## Excerpts from an interface dataset
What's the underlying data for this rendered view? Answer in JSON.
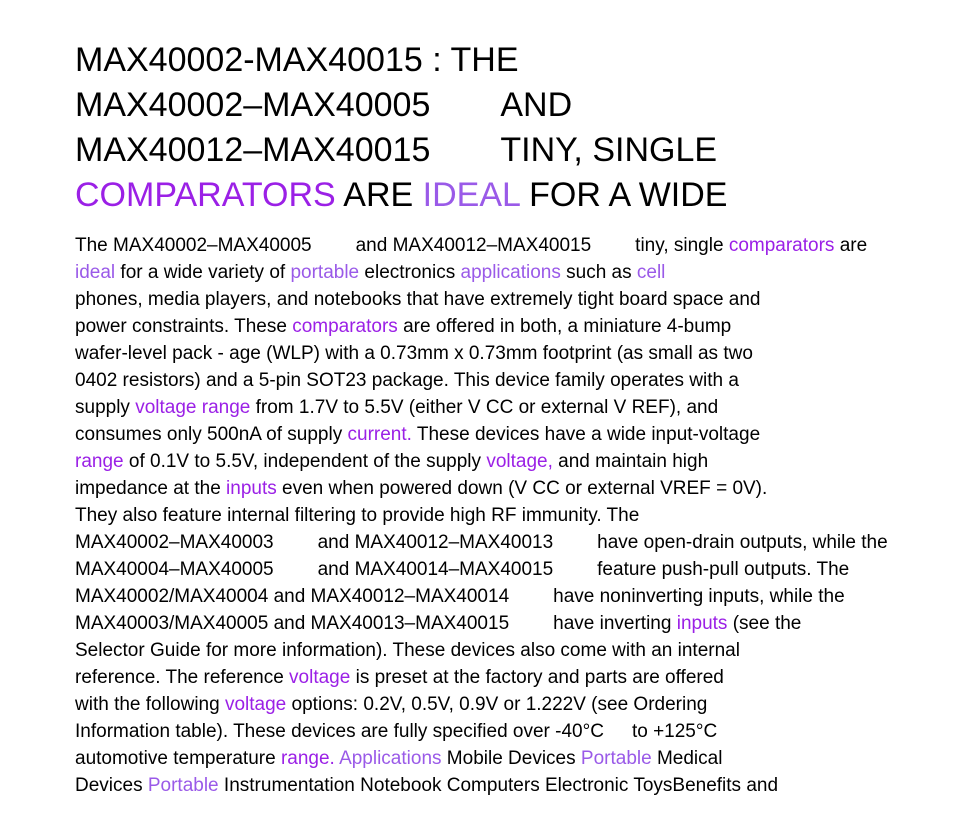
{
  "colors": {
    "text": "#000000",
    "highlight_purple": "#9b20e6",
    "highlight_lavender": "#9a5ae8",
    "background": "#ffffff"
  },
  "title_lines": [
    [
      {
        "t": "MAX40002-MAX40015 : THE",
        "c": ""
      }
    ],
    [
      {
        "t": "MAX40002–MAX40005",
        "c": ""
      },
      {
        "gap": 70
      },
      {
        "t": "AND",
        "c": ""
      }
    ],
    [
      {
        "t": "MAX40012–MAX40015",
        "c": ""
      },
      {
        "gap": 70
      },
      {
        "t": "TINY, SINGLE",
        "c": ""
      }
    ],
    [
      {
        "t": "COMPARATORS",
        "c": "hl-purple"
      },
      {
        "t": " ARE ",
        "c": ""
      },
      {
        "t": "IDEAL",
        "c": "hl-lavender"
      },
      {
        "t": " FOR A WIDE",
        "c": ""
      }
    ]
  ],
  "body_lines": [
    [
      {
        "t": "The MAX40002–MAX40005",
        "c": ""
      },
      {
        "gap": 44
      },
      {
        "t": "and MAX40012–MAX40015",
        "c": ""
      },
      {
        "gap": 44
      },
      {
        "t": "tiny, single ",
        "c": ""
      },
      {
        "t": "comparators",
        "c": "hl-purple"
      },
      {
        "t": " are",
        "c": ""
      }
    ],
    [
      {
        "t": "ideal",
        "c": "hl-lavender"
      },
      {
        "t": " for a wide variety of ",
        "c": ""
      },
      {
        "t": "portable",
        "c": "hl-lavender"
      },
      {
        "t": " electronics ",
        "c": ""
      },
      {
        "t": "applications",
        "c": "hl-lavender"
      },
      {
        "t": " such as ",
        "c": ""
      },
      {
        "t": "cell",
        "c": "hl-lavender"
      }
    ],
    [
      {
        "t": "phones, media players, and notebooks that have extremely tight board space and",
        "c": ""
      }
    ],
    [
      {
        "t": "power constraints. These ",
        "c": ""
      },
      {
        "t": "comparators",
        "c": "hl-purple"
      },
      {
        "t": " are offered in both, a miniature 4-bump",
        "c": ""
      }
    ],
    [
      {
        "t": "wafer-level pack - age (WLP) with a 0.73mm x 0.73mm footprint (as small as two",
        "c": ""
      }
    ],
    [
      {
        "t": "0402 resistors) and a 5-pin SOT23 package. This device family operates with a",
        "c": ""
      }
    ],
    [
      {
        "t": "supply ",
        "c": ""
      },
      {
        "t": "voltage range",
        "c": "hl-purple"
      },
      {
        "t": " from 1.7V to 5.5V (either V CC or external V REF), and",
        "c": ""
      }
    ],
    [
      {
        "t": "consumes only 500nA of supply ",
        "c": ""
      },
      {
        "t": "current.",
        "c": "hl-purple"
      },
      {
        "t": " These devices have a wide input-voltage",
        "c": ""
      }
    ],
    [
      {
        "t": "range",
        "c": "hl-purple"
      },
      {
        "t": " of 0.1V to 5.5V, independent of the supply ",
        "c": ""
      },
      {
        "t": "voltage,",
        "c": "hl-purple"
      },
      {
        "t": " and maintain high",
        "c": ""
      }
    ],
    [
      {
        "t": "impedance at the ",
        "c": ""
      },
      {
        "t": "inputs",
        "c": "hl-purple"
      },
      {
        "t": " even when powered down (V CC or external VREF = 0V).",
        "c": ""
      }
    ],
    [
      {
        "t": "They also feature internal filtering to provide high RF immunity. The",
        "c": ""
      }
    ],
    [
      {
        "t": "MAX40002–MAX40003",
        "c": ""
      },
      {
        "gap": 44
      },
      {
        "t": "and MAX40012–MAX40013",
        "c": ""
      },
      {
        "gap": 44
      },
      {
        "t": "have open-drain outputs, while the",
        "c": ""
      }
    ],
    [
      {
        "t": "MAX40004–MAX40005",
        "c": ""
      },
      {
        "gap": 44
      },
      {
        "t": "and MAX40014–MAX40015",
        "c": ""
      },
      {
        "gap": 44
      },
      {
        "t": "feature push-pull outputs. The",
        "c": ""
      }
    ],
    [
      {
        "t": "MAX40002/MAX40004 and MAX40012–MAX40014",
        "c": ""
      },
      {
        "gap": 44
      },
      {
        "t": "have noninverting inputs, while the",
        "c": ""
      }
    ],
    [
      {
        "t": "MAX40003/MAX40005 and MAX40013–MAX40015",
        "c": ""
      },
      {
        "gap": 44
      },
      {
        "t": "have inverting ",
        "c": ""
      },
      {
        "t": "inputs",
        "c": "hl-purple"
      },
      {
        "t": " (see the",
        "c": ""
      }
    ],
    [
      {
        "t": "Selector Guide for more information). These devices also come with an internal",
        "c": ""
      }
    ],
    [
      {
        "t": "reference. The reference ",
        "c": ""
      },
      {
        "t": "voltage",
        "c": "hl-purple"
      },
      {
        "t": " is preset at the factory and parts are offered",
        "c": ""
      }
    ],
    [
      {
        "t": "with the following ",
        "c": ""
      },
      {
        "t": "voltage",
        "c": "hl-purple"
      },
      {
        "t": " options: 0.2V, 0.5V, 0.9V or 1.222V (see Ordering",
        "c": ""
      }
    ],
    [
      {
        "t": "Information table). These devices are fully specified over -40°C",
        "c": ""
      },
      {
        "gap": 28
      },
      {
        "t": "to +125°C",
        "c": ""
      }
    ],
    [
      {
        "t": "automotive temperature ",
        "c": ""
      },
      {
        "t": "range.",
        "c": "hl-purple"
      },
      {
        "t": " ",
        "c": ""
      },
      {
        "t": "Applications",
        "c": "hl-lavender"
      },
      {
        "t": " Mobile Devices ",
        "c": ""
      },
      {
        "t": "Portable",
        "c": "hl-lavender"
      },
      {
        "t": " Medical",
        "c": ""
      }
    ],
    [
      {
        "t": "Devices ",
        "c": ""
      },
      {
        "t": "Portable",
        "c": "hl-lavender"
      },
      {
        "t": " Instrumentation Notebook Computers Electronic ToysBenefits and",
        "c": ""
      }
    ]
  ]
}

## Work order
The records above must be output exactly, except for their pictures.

## Answer to the exercise
What's the underlying data for this rendered view? Answer in JSON.
{
  "colors": {
    "text": "#000000",
    "highlight_purple": "#9b20e6",
    "highlight_lavender": "#9a5ae8",
    "background": "#ffffff"
  },
  "title_lines": [
    [
      {
        "t": "MAX40002-MAX40015 : THE",
        "c": ""
      }
    ],
    [
      {
        "t": "MAX40002–MAX40005",
        "c": ""
      },
      {
        "gap": 70
      },
      {
        "t": "AND",
        "c": ""
      }
    ],
    [
      {
        "t": "MAX40012–MAX40015",
        "c": ""
      },
      {
        "gap": 70
      },
      {
        "t": "TINY, SINGLE",
        "c": ""
      }
    ],
    [
      {
        "t": "COMPARATORS",
        "c": "hl-purple"
      },
      {
        "t": " ARE ",
        "c": ""
      },
      {
        "t": "IDEAL",
        "c": "hl-lavender"
      },
      {
        "t": " FOR A WIDE",
        "c": ""
      }
    ]
  ],
  "body_lines": [
    [
      {
        "t": "The MAX40002–MAX40005",
        "c": ""
      },
      {
        "gap": 44
      },
      {
        "t": "and MAX40012–MAX40015",
        "c": ""
      },
      {
        "gap": 44
      },
      {
        "t": "tiny, single ",
        "c": ""
      },
      {
        "t": "comparators",
        "c": "hl-purple"
      },
      {
        "t": " are",
        "c": ""
      }
    ],
    [
      {
        "t": "ideal",
        "c": "hl-lavender"
      },
      {
        "t": " for a wide variety of ",
        "c": ""
      },
      {
        "t": "portable",
        "c": "hl-lavender"
      },
      {
        "t": " electronics ",
        "c": ""
      },
      {
        "t": "applications",
        "c": "hl-lavender"
      },
      {
        "t": " such as ",
        "c": ""
      },
      {
        "t": "cell",
        "c": "hl-lavender"
      }
    ],
    [
      {
        "t": "phones, media players, and notebooks that have extremely tight board space and",
        "c": ""
      }
    ],
    [
      {
        "t": "power constraints. These ",
        "c": ""
      },
      {
        "t": "comparators",
        "c": "hl-purple"
      },
      {
        "t": " are offered in both, a miniature 4-bump",
        "c": ""
      }
    ],
    [
      {
        "t": "wafer-level pack - age (WLP) with a 0.73mm x 0.73mm footprint (as small as two",
        "c": ""
      }
    ],
    [
      {
        "t": "0402 resistors) and a 5-pin SOT23 package. This device family operates with a",
        "c": ""
      }
    ],
    [
      {
        "t": "supply ",
        "c": ""
      },
      {
        "t": "voltage range",
        "c": "hl-purple"
      },
      {
        "t": " from 1.7V to 5.5V (either V CC or external V REF), and",
        "c": ""
      }
    ],
    [
      {
        "t": "consumes only 500nA of supply ",
        "c": ""
      },
      {
        "t": "current.",
        "c": "hl-purple"
      },
      {
        "t": " These devices have a wide input-voltage",
        "c": ""
      }
    ],
    [
      {
        "t": "range",
        "c": "hl-purple"
      },
      {
        "t": " of 0.1V to 5.5V, independent of the supply ",
        "c": ""
      },
      {
        "t": "voltage,",
        "c": "hl-purple"
      },
      {
        "t": " and maintain high",
        "c": ""
      }
    ],
    [
      {
        "t": "impedance at the ",
        "c": ""
      },
      {
        "t": "inputs",
        "c": "hl-purple"
      },
      {
        "t": " even when powered down (V CC or external VREF = 0V).",
        "c": ""
      }
    ],
    [
      {
        "t": "They also feature internal filtering to provide high RF immunity. The",
        "c": ""
      }
    ],
    [
      {
        "t": "MAX40002–MAX40003",
        "c": ""
      },
      {
        "gap": 44
      },
      {
        "t": "and MAX40012–MAX40013",
        "c": ""
      },
      {
        "gap": 44
      },
      {
        "t": "have open-drain outputs, while the",
        "c": ""
      }
    ],
    [
      {
        "t": "MAX40004–MAX40005",
        "c": ""
      },
      {
        "gap": 44
      },
      {
        "t": "and MAX40014–MAX40015",
        "c": ""
      },
      {
        "gap": 44
      },
      {
        "t": "feature push-pull outputs. The",
        "c": ""
      }
    ],
    [
      {
        "t": "MAX40002/MAX40004 and MAX40012–MAX40014",
        "c": ""
      },
      {
        "gap": 44
      },
      {
        "t": "have noninverting inputs, while the",
        "c": ""
      }
    ],
    [
      {
        "t": "MAX40003/MAX40005 and MAX40013–MAX40015",
        "c": ""
      },
      {
        "gap": 44
      },
      {
        "t": "have inverting ",
        "c": ""
      },
      {
        "t": "inputs",
        "c": "hl-purple"
      },
      {
        "t": " (see the",
        "c": ""
      }
    ],
    [
      {
        "t": "Selector Guide for more information). These devices also come with an internal",
        "c": ""
      }
    ],
    [
      {
        "t": "reference. The reference ",
        "c": ""
      },
      {
        "t": "voltage",
        "c": "hl-purple"
      },
      {
        "t": " is preset at the factory and parts are offered",
        "c": ""
      }
    ],
    [
      {
        "t": "with the following ",
        "c": ""
      },
      {
        "t": "voltage",
        "c": "hl-purple"
      },
      {
        "t": " options: 0.2V, 0.5V, 0.9V or 1.222V (see Ordering",
        "c": ""
      }
    ],
    [
      {
        "t": "Information table). These devices are fully specified over -40°C",
        "c": ""
      },
      {
        "gap": 28
      },
      {
        "t": "to +125°C",
        "c": ""
      }
    ],
    [
      {
        "t": "automotive temperature ",
        "c": ""
      },
      {
        "t": "range.",
        "c": "hl-purple"
      },
      {
        "t": " ",
        "c": ""
      },
      {
        "t": "Applications",
        "c": "hl-lavender"
      },
      {
        "t": " Mobile Devices ",
        "c": ""
      },
      {
        "t": "Portable",
        "c": "hl-lavender"
      },
      {
        "t": " Medical",
        "c": ""
      }
    ],
    [
      {
        "t": "Devices ",
        "c": ""
      },
      {
        "t": "Portable",
        "c": "hl-lavender"
      },
      {
        "t": " Instrumentation Notebook Computers Electronic ToysBenefits and",
        "c": ""
      }
    ]
  ]
}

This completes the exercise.